▶ [WORK INSTRUCTION]: When a line below contains the string "favicon", show that line.

[[ PROVIDED DATA, beginning ]]

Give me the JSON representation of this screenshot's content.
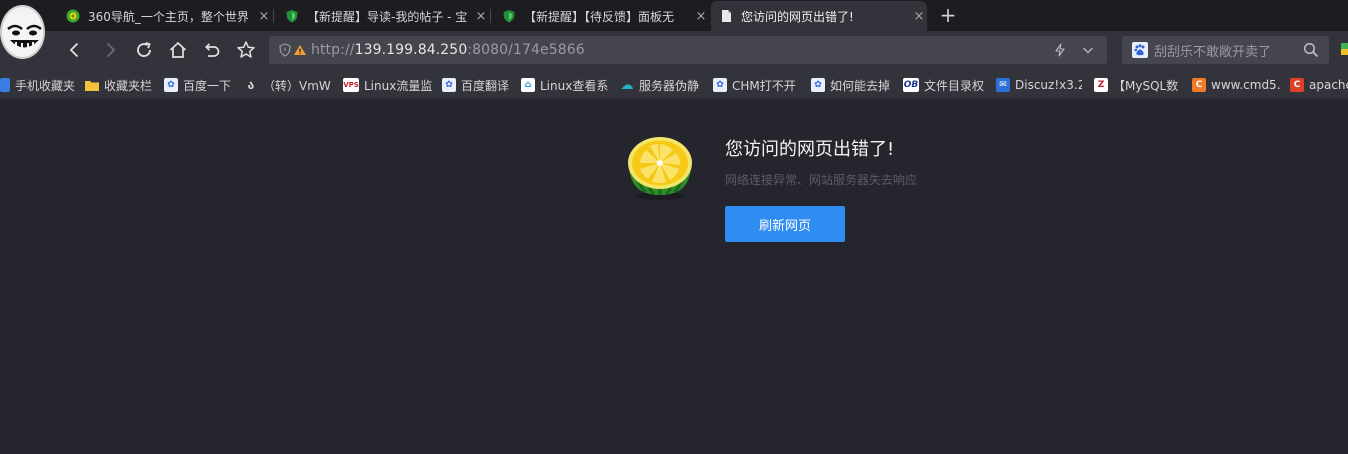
{
  "tabs": [
    {
      "title": "360导航_一个主页，整个世界",
      "close": "×",
      "favicon": "360-logo-icon",
      "active": false
    },
    {
      "title": "【新提醒】导读-我的帖子 - 宝",
      "close": "×",
      "favicon": "shield-icon",
      "active": false
    },
    {
      "title": "【新提醒】【待反馈】面板无",
      "close": "×",
      "favicon": "shield-icon",
      "active": false
    },
    {
      "title": "您访问的网页出错了!",
      "close": "×",
      "favicon": "page-icon",
      "active": true
    }
  ],
  "new_tab": "+",
  "address": {
    "scheme": "http://",
    "host": "139.199.84.250",
    "rest": ":8080/174e5866"
  },
  "search": {
    "placeholder": "刮刮乐不敢敞开卖了"
  },
  "bookmarks": [
    {
      "label": "手机收藏夹",
      "icon": "phone-icon"
    },
    {
      "label": "收藏夹栏",
      "icon": "folder-icon"
    },
    {
      "label": "百度一下",
      "icon": "baidu-paw-icon"
    },
    {
      "label": "（转）VmW",
      "icon": "vm-icon"
    },
    {
      "label": "Linux流量监",
      "icon": "vps-icon"
    },
    {
      "label": "百度翻译",
      "icon": "baidu-paw-icon"
    },
    {
      "label": "Linux查看系",
      "icon": "home-icon"
    },
    {
      "label": "服务器伪静",
      "icon": "cloud-icon"
    },
    {
      "label": "CHM打不开",
      "icon": "baidu-paw-icon"
    },
    {
      "label": "如何能去掉",
      "icon": "baidu-paw-icon"
    },
    {
      "label": "文件目录权",
      "icon": "ob-icon"
    },
    {
      "label": "Discuz!x3.2",
      "icon": "mail-icon"
    },
    {
      "label": "【MySQL数",
      "icon": "z-icon"
    },
    {
      "label": "www.cmd5.",
      "icon": "c-orange-icon"
    },
    {
      "label": "apache",
      "icon": "c-red-icon"
    }
  ],
  "error": {
    "title": "您访问的网页出错了!",
    "description": "网络连接异常、网站服务器失去响应",
    "button": "刷新网页"
  },
  "colors": {
    "background": "#25252d",
    "toolbar": "#33333b",
    "tabbar": "#1c1c21",
    "accent": "#2f8cf0"
  }
}
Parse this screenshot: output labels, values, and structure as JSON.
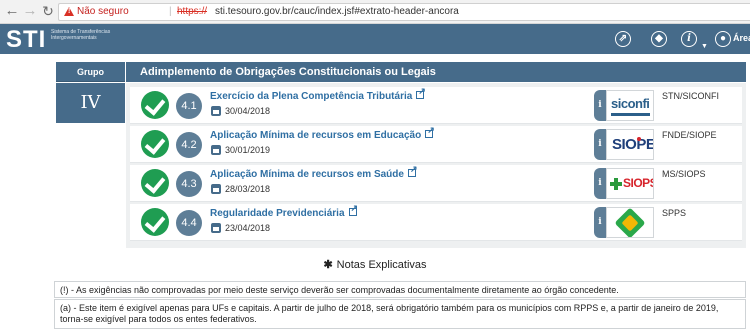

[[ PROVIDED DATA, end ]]

▶ [WRITTEN SOLUTION]:
      "favicon": "360-logo-icon",
      "favicon": "shield-icon",
      "favicon": "shield-icon",
      "favicon": "page-icon",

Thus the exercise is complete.